Note how many lines in these entries contain "昨日记者了解到", and reply with that number alone.

Data excerpts:
---*---

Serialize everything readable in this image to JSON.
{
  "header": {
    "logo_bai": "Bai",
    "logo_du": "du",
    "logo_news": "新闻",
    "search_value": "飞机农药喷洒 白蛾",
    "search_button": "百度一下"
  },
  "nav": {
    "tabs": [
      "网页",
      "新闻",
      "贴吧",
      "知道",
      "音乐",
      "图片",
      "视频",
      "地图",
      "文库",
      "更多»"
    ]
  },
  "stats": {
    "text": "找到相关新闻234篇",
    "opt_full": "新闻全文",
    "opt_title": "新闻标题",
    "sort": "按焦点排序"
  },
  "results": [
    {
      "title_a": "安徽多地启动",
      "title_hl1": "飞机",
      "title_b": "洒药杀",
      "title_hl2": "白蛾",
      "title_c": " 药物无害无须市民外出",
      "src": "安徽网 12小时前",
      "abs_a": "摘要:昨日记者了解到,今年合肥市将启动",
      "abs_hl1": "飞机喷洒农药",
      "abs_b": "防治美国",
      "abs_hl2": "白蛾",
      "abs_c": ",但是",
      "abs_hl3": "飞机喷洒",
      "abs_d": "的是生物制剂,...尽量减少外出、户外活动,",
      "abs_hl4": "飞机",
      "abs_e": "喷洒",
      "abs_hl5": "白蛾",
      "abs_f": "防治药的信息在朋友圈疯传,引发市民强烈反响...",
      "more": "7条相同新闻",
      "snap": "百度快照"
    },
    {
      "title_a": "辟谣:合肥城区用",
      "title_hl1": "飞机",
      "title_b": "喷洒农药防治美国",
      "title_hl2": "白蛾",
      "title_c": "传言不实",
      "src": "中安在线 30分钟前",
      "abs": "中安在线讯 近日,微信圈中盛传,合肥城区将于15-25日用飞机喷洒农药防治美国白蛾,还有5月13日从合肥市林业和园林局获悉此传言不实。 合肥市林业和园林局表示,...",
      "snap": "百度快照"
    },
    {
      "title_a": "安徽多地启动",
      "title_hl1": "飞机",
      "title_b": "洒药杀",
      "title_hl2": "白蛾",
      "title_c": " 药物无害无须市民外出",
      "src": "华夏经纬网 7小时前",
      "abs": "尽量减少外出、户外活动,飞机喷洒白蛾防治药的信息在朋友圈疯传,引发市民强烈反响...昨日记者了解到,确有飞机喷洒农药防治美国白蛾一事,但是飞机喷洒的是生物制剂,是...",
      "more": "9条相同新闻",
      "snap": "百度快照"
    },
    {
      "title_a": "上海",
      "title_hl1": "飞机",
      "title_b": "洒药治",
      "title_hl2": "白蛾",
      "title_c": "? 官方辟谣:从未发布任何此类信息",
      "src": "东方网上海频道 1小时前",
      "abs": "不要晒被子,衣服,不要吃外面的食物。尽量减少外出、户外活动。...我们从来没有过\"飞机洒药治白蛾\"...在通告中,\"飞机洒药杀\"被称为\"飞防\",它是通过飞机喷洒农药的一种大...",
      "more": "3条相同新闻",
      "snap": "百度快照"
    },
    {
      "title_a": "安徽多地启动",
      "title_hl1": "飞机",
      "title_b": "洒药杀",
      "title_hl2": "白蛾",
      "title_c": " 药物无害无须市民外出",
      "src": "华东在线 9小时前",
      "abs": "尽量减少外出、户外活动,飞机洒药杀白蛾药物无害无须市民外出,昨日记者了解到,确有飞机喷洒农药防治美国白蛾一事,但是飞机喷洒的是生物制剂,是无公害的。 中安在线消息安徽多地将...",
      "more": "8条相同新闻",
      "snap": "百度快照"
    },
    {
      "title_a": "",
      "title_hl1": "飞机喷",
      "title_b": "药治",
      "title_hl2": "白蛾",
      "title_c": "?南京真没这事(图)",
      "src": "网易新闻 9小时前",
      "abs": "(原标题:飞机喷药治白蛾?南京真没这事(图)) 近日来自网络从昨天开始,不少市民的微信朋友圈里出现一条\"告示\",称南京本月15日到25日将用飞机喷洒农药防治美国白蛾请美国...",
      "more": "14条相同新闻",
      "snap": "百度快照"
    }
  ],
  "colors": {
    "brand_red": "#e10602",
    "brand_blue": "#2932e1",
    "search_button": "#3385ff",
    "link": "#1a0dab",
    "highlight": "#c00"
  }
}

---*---

#### [WRITTEN SOLUTION]
3